The assumptions of heteronormativity are woven into the fabric of every day life; consequently, the marginalization of women and minorities is taken for granted[19].  The family as an institution must recognize this heteronormative set of assumptions and adjust their behaviours accordingly[20] to combat the destructive, pervasive heteronormative message that permeates our society.

[1] Materialist Feminism, eds. Hennessy, R. and Ingraham C., (New York: Routledge. 1997).   Not for Lesbians only. By Charlotte Bunch, 55.

[2] The Material Queer, ed. Morton, Donald E., (Virginia: Westview Press. 1996).  By Monique Wittig. 208.

[3] The Urban Geography Reader, eds. Fyfe, Nicholas R. and Kenny Judith T., (Kentucky: Routledge. 2005). (Re)negotiating the ‘Heterosexual Street’, By Gill Valentine, 147.

[4] This block quote is actually from the Valentine article.  The original quote is taken from Judith Butler, Gender Trouble (New York and London: Routledge, 1990), 22-3.

[5] Charlotte A. Kunkel, Joyce McCarl Nielson and Glenda Walden, “Gendered Heteronormativity: Empirical Illustrations in Everyday Life,” The Sociological Quarterly 41-2 (2000): 283.

[6] Shulamith Firestone, The Dialectic of Sex (New York: Morrow and Company, 1970), 12. – The actual quote is “the tyranny of the biological family would be broken” – in context of removing the gendered role of reproduction from the woman hence destroying the gendered division of labour and erasing one of the pillars of the gendered construction of society.

[7] Anne-Marie Ambert, Changing Families: Relationships in Context (Toronto: Pearson Education, 2006), 302-304.

[8] “Family Guy Quotations.” Wikipedia.  Accessed May 31, 2009.  http: //en.wikiquote.org/wiki/Family_Guy/Season_4

[9] Materialist Feminism, eds. Hennessy, R. and Ingraham C., (New York: Routledge. 1997).   Not for Lesbians only. By Charlotte Bunch, 56.

[10] In theory.

[11] Family Guy Season 4 Episode 9.

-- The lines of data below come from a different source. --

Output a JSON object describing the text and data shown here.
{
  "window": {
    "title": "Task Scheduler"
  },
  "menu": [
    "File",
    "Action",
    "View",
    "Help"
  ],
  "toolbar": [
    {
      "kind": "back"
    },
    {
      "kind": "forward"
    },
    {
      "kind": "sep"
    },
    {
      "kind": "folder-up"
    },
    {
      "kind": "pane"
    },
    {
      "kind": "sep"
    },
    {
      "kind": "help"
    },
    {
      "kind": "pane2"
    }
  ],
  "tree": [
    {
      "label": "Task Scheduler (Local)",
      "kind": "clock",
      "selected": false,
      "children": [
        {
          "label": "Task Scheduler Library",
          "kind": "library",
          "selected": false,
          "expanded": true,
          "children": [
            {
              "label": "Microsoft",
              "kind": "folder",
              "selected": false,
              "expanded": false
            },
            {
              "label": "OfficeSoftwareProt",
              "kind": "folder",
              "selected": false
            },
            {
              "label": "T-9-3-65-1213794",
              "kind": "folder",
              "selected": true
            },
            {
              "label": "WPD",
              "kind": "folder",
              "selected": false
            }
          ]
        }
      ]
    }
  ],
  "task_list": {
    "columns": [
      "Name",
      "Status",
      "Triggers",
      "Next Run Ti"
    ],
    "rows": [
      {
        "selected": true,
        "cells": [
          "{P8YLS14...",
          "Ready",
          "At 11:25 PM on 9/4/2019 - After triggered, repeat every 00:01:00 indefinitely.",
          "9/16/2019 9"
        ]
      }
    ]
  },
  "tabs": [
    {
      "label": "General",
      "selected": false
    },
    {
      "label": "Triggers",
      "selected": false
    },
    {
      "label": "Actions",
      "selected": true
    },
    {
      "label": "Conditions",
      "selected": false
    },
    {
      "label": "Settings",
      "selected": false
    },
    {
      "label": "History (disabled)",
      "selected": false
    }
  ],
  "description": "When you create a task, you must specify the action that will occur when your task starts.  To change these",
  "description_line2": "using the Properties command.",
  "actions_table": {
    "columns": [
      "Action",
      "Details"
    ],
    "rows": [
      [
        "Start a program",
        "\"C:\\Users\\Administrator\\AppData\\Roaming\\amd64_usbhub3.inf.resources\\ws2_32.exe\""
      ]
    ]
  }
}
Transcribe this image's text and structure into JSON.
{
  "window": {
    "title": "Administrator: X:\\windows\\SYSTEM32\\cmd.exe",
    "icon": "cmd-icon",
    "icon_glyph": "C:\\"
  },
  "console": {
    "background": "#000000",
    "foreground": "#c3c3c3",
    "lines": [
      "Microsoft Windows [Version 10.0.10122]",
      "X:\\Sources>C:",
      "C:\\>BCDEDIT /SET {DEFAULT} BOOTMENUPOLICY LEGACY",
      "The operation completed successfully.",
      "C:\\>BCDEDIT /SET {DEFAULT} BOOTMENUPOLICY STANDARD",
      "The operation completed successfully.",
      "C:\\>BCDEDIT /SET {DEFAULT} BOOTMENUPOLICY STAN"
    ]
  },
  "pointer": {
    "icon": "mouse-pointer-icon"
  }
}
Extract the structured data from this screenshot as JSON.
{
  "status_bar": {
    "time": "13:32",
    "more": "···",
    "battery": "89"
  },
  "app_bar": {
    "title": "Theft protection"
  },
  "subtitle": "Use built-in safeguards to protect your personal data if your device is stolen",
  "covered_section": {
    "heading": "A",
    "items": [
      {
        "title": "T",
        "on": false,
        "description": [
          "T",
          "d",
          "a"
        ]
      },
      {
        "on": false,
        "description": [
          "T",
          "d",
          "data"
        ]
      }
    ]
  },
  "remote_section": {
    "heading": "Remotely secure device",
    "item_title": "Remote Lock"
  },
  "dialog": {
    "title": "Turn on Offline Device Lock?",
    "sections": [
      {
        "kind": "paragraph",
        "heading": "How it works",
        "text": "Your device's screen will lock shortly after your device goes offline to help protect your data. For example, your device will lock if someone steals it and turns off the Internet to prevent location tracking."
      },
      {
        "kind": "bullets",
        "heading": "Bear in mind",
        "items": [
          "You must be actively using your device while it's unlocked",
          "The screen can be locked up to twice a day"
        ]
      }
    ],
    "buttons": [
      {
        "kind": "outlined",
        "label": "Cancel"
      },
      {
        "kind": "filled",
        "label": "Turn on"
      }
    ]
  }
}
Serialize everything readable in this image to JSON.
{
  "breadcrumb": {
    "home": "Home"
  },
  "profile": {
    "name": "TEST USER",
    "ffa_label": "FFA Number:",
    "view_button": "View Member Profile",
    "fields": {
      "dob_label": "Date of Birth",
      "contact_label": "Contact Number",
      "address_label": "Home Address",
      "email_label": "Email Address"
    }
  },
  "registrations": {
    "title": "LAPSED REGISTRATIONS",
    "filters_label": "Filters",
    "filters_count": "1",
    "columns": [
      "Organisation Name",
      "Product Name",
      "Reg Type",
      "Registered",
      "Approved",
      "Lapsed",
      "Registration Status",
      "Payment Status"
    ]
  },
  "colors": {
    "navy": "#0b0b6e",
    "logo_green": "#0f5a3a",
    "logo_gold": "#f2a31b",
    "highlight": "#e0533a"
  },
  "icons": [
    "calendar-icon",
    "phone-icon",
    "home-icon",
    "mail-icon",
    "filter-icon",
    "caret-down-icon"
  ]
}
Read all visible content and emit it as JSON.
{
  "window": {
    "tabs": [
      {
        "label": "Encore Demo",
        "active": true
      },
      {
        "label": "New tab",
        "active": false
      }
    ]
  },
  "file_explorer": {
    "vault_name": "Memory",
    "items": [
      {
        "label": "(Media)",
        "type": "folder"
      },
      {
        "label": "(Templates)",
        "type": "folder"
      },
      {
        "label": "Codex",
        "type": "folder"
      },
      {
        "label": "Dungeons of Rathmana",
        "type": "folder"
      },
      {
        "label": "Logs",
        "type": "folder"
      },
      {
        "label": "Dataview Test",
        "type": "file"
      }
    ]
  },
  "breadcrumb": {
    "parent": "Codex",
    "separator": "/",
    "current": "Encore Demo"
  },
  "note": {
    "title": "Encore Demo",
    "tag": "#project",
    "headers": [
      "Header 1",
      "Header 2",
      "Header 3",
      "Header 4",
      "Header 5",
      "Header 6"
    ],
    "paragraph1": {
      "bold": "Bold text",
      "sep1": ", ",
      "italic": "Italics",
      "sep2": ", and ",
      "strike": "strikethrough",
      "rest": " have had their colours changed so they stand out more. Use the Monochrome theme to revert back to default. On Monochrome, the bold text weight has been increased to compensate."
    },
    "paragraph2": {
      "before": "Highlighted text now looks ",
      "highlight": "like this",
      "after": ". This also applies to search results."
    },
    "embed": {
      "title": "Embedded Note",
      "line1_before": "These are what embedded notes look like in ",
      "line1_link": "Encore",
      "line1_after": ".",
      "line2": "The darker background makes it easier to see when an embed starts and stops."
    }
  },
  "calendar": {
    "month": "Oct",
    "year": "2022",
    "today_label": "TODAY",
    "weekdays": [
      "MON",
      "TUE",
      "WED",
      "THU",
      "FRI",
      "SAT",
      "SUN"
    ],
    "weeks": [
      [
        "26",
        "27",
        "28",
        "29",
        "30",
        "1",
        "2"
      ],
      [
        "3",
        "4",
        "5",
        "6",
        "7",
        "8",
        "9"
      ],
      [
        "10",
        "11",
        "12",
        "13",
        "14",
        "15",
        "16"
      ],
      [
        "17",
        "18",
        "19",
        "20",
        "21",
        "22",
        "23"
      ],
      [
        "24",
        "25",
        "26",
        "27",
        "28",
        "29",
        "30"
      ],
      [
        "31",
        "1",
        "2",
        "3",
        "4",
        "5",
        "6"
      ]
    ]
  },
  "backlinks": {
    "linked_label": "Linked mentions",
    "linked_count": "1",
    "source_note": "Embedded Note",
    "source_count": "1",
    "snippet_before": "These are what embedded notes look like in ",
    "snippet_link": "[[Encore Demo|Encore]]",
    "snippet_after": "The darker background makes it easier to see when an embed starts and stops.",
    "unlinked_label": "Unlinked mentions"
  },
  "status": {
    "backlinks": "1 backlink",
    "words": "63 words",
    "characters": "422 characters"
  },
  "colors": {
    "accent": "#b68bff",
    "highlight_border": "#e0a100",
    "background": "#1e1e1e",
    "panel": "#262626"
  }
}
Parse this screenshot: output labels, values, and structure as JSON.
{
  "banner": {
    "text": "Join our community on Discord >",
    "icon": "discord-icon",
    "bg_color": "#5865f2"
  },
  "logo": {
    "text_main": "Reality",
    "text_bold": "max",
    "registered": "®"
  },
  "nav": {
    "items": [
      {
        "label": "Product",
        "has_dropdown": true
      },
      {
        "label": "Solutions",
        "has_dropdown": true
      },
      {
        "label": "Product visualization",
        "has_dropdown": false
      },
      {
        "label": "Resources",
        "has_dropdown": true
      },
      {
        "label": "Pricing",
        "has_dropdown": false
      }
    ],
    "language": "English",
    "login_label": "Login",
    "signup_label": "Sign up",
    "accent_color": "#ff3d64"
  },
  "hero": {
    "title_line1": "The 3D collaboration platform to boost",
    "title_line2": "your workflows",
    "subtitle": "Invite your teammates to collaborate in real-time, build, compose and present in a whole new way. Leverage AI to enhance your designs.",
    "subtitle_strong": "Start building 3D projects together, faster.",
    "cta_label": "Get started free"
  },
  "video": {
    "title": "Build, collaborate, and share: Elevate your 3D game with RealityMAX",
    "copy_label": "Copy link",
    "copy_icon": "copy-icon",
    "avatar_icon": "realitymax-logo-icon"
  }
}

[12] Charlotte A. Kunkel, Joyce McCarl Nielson and Glenda Walden, “Gendered Heteronormativity: Empirical Illustrations in Everyday Life,” The Sociological Quarterly 41-2 (2000): 288.  – the idea of Heterogenderization.

[13] Anne-Marie Ambert, Changing Families: Relationships in Context (Toronto: Pearson Education, 2006), 332-335.

[14] “Family Guy.” Wikipedia.  Accessed May 31, 2009.  http://en.wikipedia.org/wiki/Family_Guy.

[15] The Material Queer, ed., Morton, Donald E., (Virginia: Westview Press, 1996).  The Straight Mind. By Monique Wittig, 210.

[16] Edward S. Herman and Noam Chomsky, Manufacturing Consent: The Political Economy of the Mass Media (New York: Pantheon Books, 2002), 1.

[17] Charlotte A. Kunkel, Joyce McCarl Nielson and Glenda Walden, “Gendered Heteronormativity: Empirical Illustrations in Everyday Life,” The Sociological Quarterly 41-2 (2000): 289 – Compare with the hetero/homo binary self regulation that the article discusses.

[18] The Urban Geography Reader, eds. Fyfe, Nicholas R. and Kenny Judith T., (Kentucky: Routledge. 2005).  (Re)negotiating the ‘Heterosexual Street’, By Gill Valentine, 146.

[19] Charlotte A. Kunkel, Joyce McCarl Nielson and Glenda Walden, “Gendered Heteronormativity: Empirical Illustrations in Everyday Life,” The Sociological Quarterly 41-2 (2000): 292. – The article also includes the conflation of gender and sexuality as well as the marginlization of of minority groups.

[20] Becoming aware of the accepted norms is the first step.  Feminist and queer scholars lead the way in regards to gender issues, with their analysis of Patriarchy and patriarchal structures so we might challenge the inequality and injustice that are endemic to the structure of our society.